Enables improved understanding of intervention effects, e.g. can determine efficacy in subgroups of participants Overall design is more difficult to understand which may impact trial conduct and study staff engagement
Greater acceptability to stakeholders (due to added flexibility) Requires a more complex governance structure to oversee the trial
May increase the efficiency with which the effectiveness of a treatment is determined Mid-study changes in treatments or population allotment can lead to Type I error inflation or operational bias
Enables multiple research questions to be addressed simultaneously Statistical significance (alpha) penalties apply whenever adaptations are made and p-values can be challenging to define and compute
Ability to declare a futile treatment or study earlier in the process than traditional trial designs Analysis that reports pooled efficacy rather than sub-group findings can make it hard to interpret the true value of treatment if some groups have significantly different results from other
Clinically important outcomes are known more quickly a than in traditional designs An independent data analysis team or data monitoring committee required for preserving scientific validity and data integrity, conducting interim computations, and maintaining a blinded sponsor during adaptive decision-making, especially for phase-3 trials
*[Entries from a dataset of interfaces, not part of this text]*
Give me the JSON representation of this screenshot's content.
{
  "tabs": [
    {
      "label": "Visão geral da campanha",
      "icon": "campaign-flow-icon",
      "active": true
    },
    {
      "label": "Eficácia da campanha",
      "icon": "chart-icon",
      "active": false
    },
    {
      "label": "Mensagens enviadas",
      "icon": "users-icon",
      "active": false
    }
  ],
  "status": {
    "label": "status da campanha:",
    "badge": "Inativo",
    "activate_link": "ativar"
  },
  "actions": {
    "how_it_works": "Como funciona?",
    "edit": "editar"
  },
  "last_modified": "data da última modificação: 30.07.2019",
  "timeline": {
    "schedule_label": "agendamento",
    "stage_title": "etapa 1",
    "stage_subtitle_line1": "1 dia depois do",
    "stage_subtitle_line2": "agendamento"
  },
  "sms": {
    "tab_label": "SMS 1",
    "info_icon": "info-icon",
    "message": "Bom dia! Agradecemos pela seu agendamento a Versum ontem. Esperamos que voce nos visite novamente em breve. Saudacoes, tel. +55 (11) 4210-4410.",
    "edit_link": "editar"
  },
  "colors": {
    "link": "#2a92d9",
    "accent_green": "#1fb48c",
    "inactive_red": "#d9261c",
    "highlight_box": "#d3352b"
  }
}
Case Studies

There are situations where an innovative design is more appropriate for a trial when compared to a trial with a traditional design. An example has just been published from the RECOVERY trial, a simulation study

Additional resources

NIHR resources – case studies and podcasts
Bogin V. Master protocols: New directions in drug discovery. Contemp Clin Trials Commun. 2020 Apr 25;18:100568. doi: 10.1016/j.conctc.2020.100568. PMID: 32395664; PMCID: PMC7205752.
Pallmann, P., Bedding, A.W., Choodari-Oskooei, B. et al. Adaptive designs in clinical trials: why use them, and how to run and report them. BMC Med 16, 29 (2018).

Web Based Resources

ACTA website Resources

What is an adaptive trial? (2.30mins)

How do adaptive trial sizes work? (4mins)

What are the benefits of adaptive designs? (5mins)

ACTA’s Adaptive Platform Trials Workshop, Annual Scientific Meeting (7th Nov 2022)

Designing a Platform Trial, by Dr Julie Marsh

What questions are suitable for an Adaptive Platform Trial, by Prof Steve Webb

Operationalising Adaptive Platform Trial, by Mr Arlen Wilcox

Organisation of Adaptive Platform Trials, by Dr Colin McArthur

Consumer engagement & involvement, by Mr Mitch Messer

Funding strategies for platform trials, by Prof Steve Webb

The Adaptive Health Intelligence

Examples of adaptive trials

EU -PEARL Consortium EU Patient-cEntric clinical tRial pLatforms and


Master Protocol Studies – CTTI (

European Clinical Research Infrastructure Network (Ecrin)

Adaptive Platform Trial Toolbox | Ecrin

Health Authorities, academic groups or NGO:

Overview, hurdles, and future work in adaptive designs: perspectives from a National Institutes of Health-funded workshop. Clin Trials. 2012 December ; 9(6): 671–680. doi:10.1177/1740774512461859.

Innovative Clinical Trials Resource NHLBI ICTR Webinar – An introduction and overview of innovative trial design (41mins, Kert Viele)

Drug discovery and clinical trials

New clinical trial designs for the evaluation of antimicrobial agents

Focus on innovation in trial design and study delivery (NIHRtv)


SPHERE: Adaptive and Platform Trials Information Session (2hr8mins, SPHERE Clinical Trials Methodology Hub)

Consultancies & sponsored webinars:

Adaptive Design Clinical Trials (60mins, Scott Berry)

What clinicians should know about adaptive clinical trials (12mins, Roger Lewis)

Library of Berry webinars

Adaptive Trial Designs: Introduction for non-statisticians (60mins, Natasa Rajicic)

Cytel webinars

Guidelines from the FDA and EMA on adaptive trials:



ICH guidelines and training materials on adaptive trials: